Brexit: How Students Are Being Affected

PLMR’s Sara Ghaffari takes a look at the student accommodation sector’s resilience following the UK’s vote to leave the European Union.

The Brexit vote has had, and will continue to have significant implications across all construction and development sectors, including higher education. However, despite fears that Brexit will limit the number of EU-students or foreign students in the UK, developers should be assured that, the student housing market will continue to provide a robust and lucrative business model for the sector.

Here are the reasons why:

1. Student accommodation remains a low risk market

Every year demand for university places from domestic students significantly outstrips supply, with around 180,000 applications being rejected annually. EU students represent only six per cent of all full-time students in the UK (130,000), so even if the number of new students from European neighbours were to decrease, there would remain a high demand for those places amongst UK students. Whilst UK universities continue to fill their student places, students will require accommodation – the outlook looks positive.
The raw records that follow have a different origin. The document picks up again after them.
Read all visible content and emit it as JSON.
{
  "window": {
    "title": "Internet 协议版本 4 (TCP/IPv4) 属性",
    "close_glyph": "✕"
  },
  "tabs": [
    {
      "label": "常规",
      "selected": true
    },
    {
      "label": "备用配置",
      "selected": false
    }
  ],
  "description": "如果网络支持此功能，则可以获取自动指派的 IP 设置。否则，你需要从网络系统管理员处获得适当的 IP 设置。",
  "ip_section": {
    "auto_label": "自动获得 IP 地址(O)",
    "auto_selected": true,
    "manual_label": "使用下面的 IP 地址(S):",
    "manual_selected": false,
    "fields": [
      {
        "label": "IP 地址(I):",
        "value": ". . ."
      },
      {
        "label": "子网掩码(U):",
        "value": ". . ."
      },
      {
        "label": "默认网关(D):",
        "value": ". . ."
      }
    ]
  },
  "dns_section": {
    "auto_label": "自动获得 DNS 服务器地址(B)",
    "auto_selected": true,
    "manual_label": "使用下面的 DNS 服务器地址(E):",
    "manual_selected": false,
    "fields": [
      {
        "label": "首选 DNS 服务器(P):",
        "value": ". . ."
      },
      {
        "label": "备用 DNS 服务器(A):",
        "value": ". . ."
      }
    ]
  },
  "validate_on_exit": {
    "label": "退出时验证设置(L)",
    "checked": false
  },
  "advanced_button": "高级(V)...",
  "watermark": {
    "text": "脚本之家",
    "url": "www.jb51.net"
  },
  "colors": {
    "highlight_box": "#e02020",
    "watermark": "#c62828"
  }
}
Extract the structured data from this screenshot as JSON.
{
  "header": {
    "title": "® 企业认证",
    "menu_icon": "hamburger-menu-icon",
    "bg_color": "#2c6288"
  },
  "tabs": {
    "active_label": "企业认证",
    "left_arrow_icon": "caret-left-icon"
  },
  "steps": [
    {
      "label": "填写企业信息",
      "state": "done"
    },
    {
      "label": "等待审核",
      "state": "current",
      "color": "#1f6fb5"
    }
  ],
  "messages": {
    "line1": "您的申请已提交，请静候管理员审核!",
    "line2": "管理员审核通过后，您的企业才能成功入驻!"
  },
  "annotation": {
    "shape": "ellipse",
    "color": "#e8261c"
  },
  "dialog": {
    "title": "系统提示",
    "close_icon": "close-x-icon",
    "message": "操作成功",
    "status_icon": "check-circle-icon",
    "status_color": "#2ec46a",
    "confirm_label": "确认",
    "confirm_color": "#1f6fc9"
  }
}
2. Universities want to keep foreign students
Income from international students is the biggest source of revenue growth for UK universities – forecast to reach £ £4.6bn in 2018. This funding is vital to the prosperity of the UK’s academic institutions and the research they produce. With fears that EU funding streams may dry up, universities aren’t going to let foreign students leave easily.

3. Government is aware of the importance of protecting higher education
Whilst rhetoric towards foreign students has reflected the government’s hard immigration position, the government continues to spend millions on promoting the UK’s higher education expertise to foreign markets. The sector is a significant part of the UK’s export economy, generating £73bn in export earnings and supporting around 757,000 jobs, and as a result the government will seek to preserve the UK’s leadership and influence in academia and research.

4. Demand for purpose-built accommodation remains high
Many university towns and cities – Oxford being a prime example – remain under-provided in student accommodation.  Students expect a higher standard of accommodation than in the past, and for many the old model of HMOs doesn’t cut it any more, particularly when rents can be exorbitant.  Universities also want to see high quality accommodation close to their campuses, as this helps make their offer all the more enticing.